Jelinek grew up in the Bronx, New York, and earned his bachelor’s and law degrees from New York University. He was known for his efforts in both the Berkeley City Council and with the Civil Rights Movement in the South.
In 1969, Jelinek moved to Berkeley, where he played a vital role both inside and outside the City Council, according to current Councilmember Kriss Worthington.
Jelinek’s advice and endorsement for Worthington’s run for City Council in 1996 inspired Worthington to become a council member despite his initial reservations.
“When other people made fun of me talking about and caring about students, (Jelinek said,) ‘I talked about students and it seemed to work quite well,’” Worthington said. “(Jelinek) sort of saw students in the same way as he saw (the) civil rights movement. … Students are just one more group we need to be inclusive and fair to.”
During Jelinek’s years as a City Council member, he advocated for UC Berkeley students and lobbied to provide them with parking spaces. He ran for mayor against former Berkeley mayor Shirley Dean twice, losing both times.
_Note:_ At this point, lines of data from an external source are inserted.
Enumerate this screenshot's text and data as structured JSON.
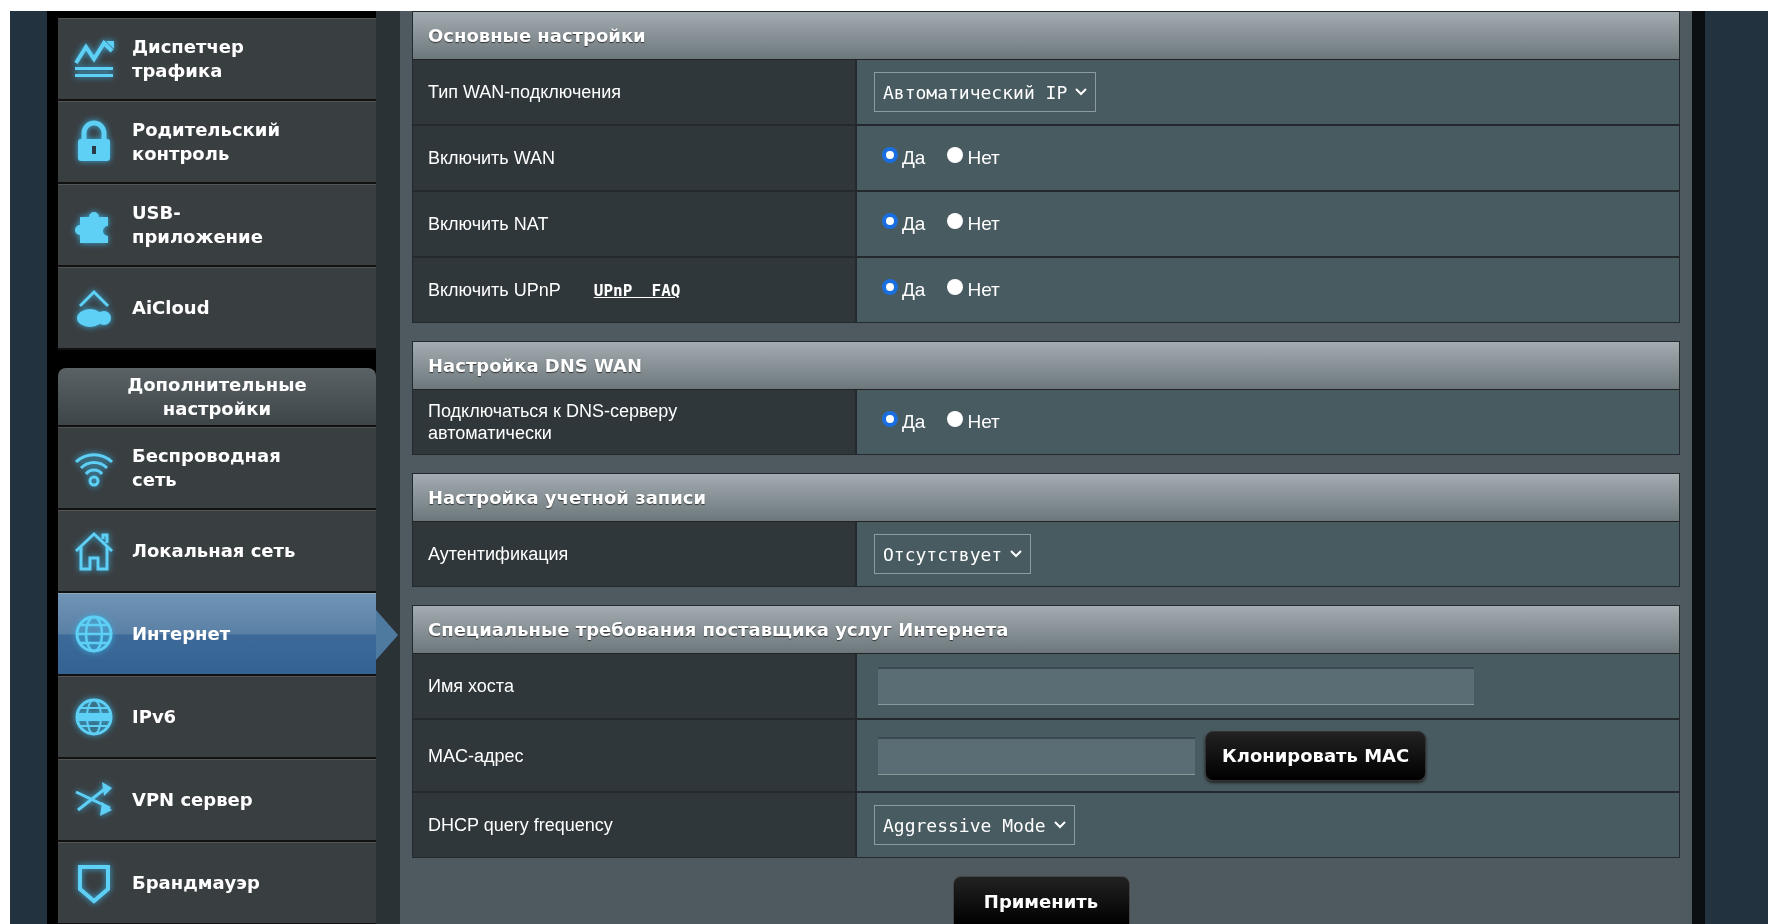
{
  "sidebar": {
    "items": [
      {
        "label": "Диспетчер трафика",
        "kind": "traffic",
        "selected": false
      },
      {
        "label": "Родительский контроль",
        "kind": "lock",
        "selected": false
      },
      {
        "label": "USB-приложение",
        "kind": "puzzle",
        "selected": false
      },
      {
        "label": "AiCloud",
        "kind": "cloud",
        "selected": false
      }
    ],
    "group_title": "Дополнительные настройки",
    "advanced_items": [
      {
        "label": "Беспроводная сеть",
        "kind": "wifi",
        "selected": false
      },
      {
        "label": "Локальная сеть",
        "kind": "house",
        "selected": false
      },
      {
        "label": "Интернет",
        "kind": "globe",
        "selected": true
      },
      {
        "label": "IPv6",
        "kind": "globe2",
        "selected": false
      },
      {
        "label": "VPN сервер",
        "kind": "vpn",
        "selected": false
      },
      {
        "label": "Брандмауэр",
        "kind": "shield",
        "selected": false
      }
    ]
  },
  "sections": [
    {
      "title": "Основные настройки",
      "rows": [
        {
          "kind": "select",
          "label": "Тип WAN-подключения",
          "value": "Автоматический IP"
        },
        {
          "kind": "radio",
          "label": "Включить WAN",
          "options": [
            {
              "label": "Да",
              "selected": true
            },
            {
              "label": "Нет",
              "selected": false
            }
          ]
        },
        {
          "kind": "radio",
          "label": "Включить NAT",
          "options": [
            {
              "label": "Да",
              "selected": true
            },
            {
              "label": "Нет",
              "selected": false
            }
          ]
        },
        {
          "kind": "radio",
          "label": "Включить UPnP",
          "link": "UPnP  FAQ",
          "options": [
            {
              "label": "Да",
              "selected": true
            },
            {
              "label": "Нет",
              "selected": false
            }
          ]
        }
      ]
    },
    {
      "title": "Настройка DNS WAN",
      "rows": [
        {
          "kind": "radio",
          "label": "Подключаться к DNS-серверу автоматически",
          "options": [
            {
              "label": "Да",
              "selected": true
            },
            {
              "label": "Нет",
              "selected": false
            }
          ]
        }
      ]
    },
    {
      "title": "Настройка учетной записи",
      "rows": [
        {
          "kind": "select",
          "label": "Аутентификация",
          "value": "Отсутствует"
        }
      ]
    },
    {
      "title": "Специальные требования поставщика услуг Интернета",
      "rows": [
        {
          "kind": "text",
          "label": "Имя хоста"
        },
        {
          "kind": "text",
          "label": "MAC-адрес",
          "button": "Клонировать MAC"
        },
        {
          "kind": "select",
          "label": "DHCP query frequency",
          "value": "Aggressive Mode"
        }
      ]
    }
  ],
  "apply_button": "Применить"
}
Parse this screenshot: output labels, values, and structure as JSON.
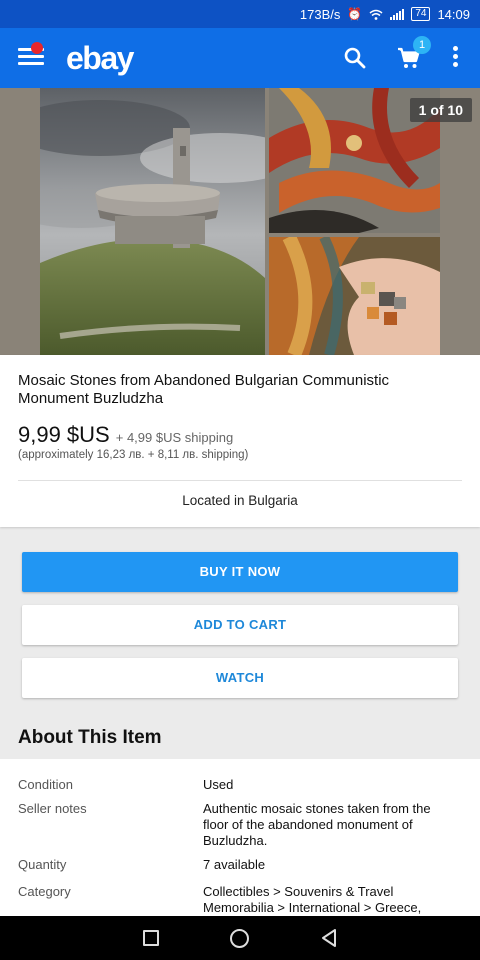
{
  "status_bar": {
    "speed": "173B/s",
    "battery": "74",
    "time": "14:09"
  },
  "app_bar": {
    "logo": "ebay",
    "cart_count": "1",
    "brand_color": "#0f6ee6"
  },
  "gallery": {
    "counter": "1 of 10"
  },
  "item": {
    "title": "Mosaic Stones from Abandoned Bulgarian Communistic Monument Buzludzha",
    "price": "9,99 $US",
    "shipping": "+ 4,99 $US shipping",
    "approx": "(approximately 16,23 лв. + 8,11 лв. shipping)",
    "location": "Located in Bulgaria"
  },
  "actions": {
    "buy": "BUY IT NOW",
    "cart": "ADD TO CART",
    "watch": "WATCH",
    "primary_color": "#2196f3"
  },
  "about": {
    "heading": "About This Item",
    "rows": [
      {
        "label": "Condition",
        "value": "Used"
      },
      {
        "label": "Seller notes",
        "value": "Authentic mosaic stones taken from the floor of the abandoned monument of Buzludzha."
      },
      {
        "label": "Quantity",
        "value": "7 available"
      },
      {
        "label": "Category",
        "value": "Collectibles > Souvenirs & Travel Memorabilia > International > Greece,"
      }
    ]
  },
  "icons": {
    "menu": "hamburger-icon",
    "search": "search-icon",
    "cart": "cart-icon",
    "more": "more-vert-icon",
    "recents": "square-icon",
    "home": "circle-icon",
    "back": "triangle-back-icon"
  }
}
After he left City Council, Jelinek still acted as an adviser to council members — especially progressive council members.
“He was an invaluable resource to us as somebody who had years of experience, who knew how to be practical and progressive at the same time,” Worthington said.
From 1965 to 1968, Jelinek worked with the civil rights movement and Student Nonviolent Coordinating Committee, or SNCC, in Mississippi and Alabama both as a grassroots organizer and a civil rights lawyer. According to an obituary prepared by his family, Jelinek wanted his gravestone to read that “he was SNCC.”
Bruce Hartford, a member of Bay Area Veterans of the Civil Rights Movement — an organization of which Jelinek was also a member — said Jelinek was a charming man with a great sense of humor. According to Hartford, Jelinek personally exposed the hunger and starvation faced by Black sharecroppers in the south and brought the problem to the U.S. Department of Agriculture’s attention.
As a civil rights lawyer, Jelinek represented Native Americans who seized Alcatraz Island in 1969 and was recruited to coordinate the defense of 61 inmates charged after the Attica prison riot in western New York.
“He stood his ground and didn’t give up,” Hartford said. “He spoke without dogmatism and without being bellicose.”
Jelinek had established a law practice firm, Jelinek & Associates, in Berkeley. The 32-year-old firm handled business litigation and real estate disputes, including a three-year defense of hundreds of flea market vendors who were ousted from the weekend Ashby BART parking lot.
Jelinek is survived by his wife of 30 years, Jane Scherr, his brother Roger Jelinek, Scherr’s daughters Dove and Apollinaire and his grandchildren Hannele and Pascal.
A memorial service will be held Saturday at St. John’s Presbyterian Church in Berkeley.